This is a piece I recently wrote for the Good Men Project. What does spirituality have to do with being a man? Is personal growth a spiritual process?How is spirituality more suited than religion for the modern man? These are questions this post explores…
Check it out:
More and more men I work with are seeking a spiritual path. More men are hungry for more meaning and purpose in their lives. More and more men are open to a conversation about spirituality. More and more men are waking up to what is possible in their lives.
Spirituality is a tool to facilitate this waking up process.
Perhaps the term spirituality is hard to understand. Still, most of us have had spiritual moments or experiences in our lives. From a newborn child to an epic scene in the wilderness, the unexplainable splendor is everywhere.
I grew up in Utah around the Mormon faith and was raised agnostic. In my teens I became an atheist and even suicidal. Not until my experimentation with drugs in college did I begin to see there was something going on “behind the scenes.”
I spent years searching, wondering, spending time alone, and reading books—seeking something I could not name. Since religion didn’t have the answers I was searching for, I continued my quest. Because I was so depressed and locked up in my life, I finally…read the rest here.
Ever heard of the punk band “Kill Your Idols?” I love their name. To me it speaks to how we need to differentiate from our teachers otherwise our view of them can become an impediment, or an obstacle that gets in the way of our own waking up process.
This concept or “teaching” is not new. There is even a website called Kill the Buddha after a well known Zen saying. This site sums up the concept here:
The idea of “killing the Buddha” comes from a famous Zen line, the context of which is easy to imagine: After years on his cushion, a monk has what he believes is a breakthrough: a glimpse of nirvana, the Buddhamind, the big pay-off. Reporting the experience to his master, however, he is informed that what has happened is par for the course, nothing special, maybe even damaging to his pursuit. And then the master gives the student dismaying advice: If you meet the Buddha, he says, kill him.
Why kill the Buddha? Because the Buddha you meet is not the true Buddha, but an expression of your longing. If this Buddha is not killed he will only stand in your way.
So, it is with mixed emotions, some fear, and some excitement that I share an important download I recently received.
Can I heal whatever wounds I have helped create toward women?
What kind of man (father, son, brother, husband) do I want to be? What can I commit to to make that happen
Feel free to share below or with a fellow man. Practice celebrating your manhood with the women in your life. Let them know how you intend to carry yourself as a man.
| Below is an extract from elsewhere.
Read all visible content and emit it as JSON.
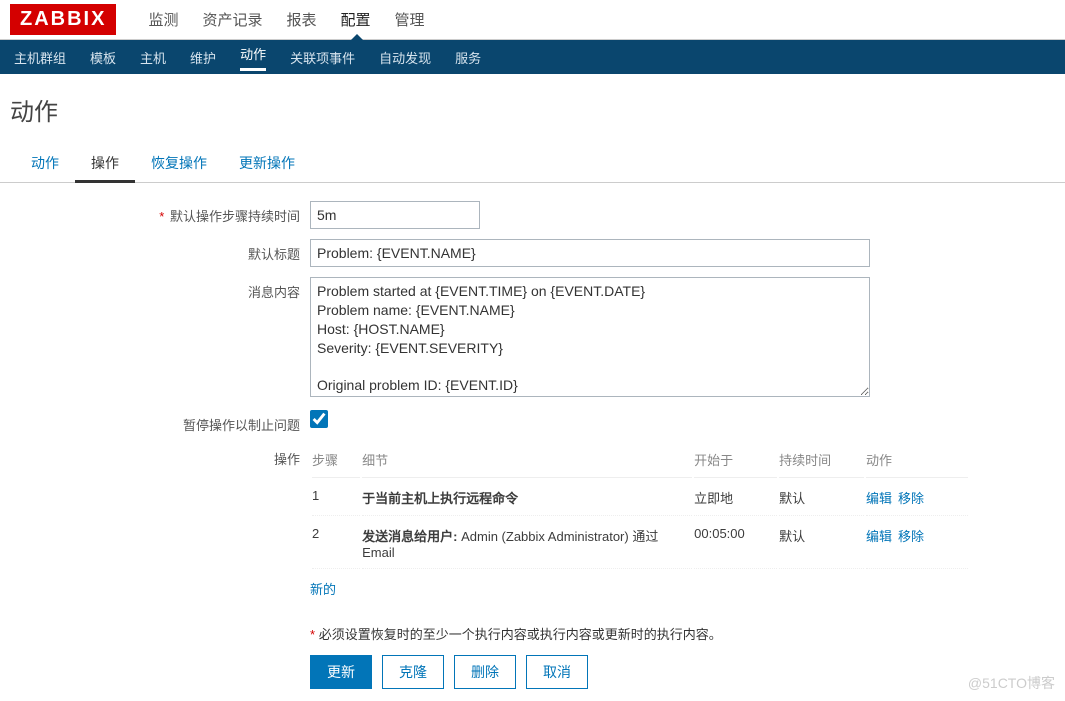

Will you be a typical man who acts like a boy or are you ready to man up and be a man?
In my last post we explored the concept of selfishness as it pertains to personal growth. To take the conversation a step further, we have to talk about service. Why? Because if you really want to talk about not being selfish, then a conversation about being self-less needs to happen.
But what is selflessness? What does that really mean? And how do I know when I am being selfish versus selfless?
I’m here to assert that by being “selfish” you can be genuinely selfless.
Conventional Service & Service Materialism
How is it that service is so often taught as “scratch my back and I’ll scratch yours?” In our modern, (more…)
In reference to attending my leadership training, a client said to me, “Can’t be selfish at this time in my life.”
He’s in his mid-thirties and has been miserable for years. Not happy in his marriage, not happy as a father, not happy in his job. The guy is in a ton of pain. Recently, he had some big breakthroughs and started to get honest, admit everything above, and begin the work toward a different life.
My client’s statement is not new and one I know well. I remember when I first started working on myself–going to therapy, evolving and growing. I was going through a ton of intense shit and no one in my family and none of my old friends understood or could relate. The label they gave me? Selfish and self-absorbed.
There was even bitterness in their voice. Many said it to my face with an extremely judgmental tone.
Wow. Here I was finally taking a look at my habitual, neurotic patterns that caused me, and others a ton of suffering, that might just make me a better person, and I received zero (more…)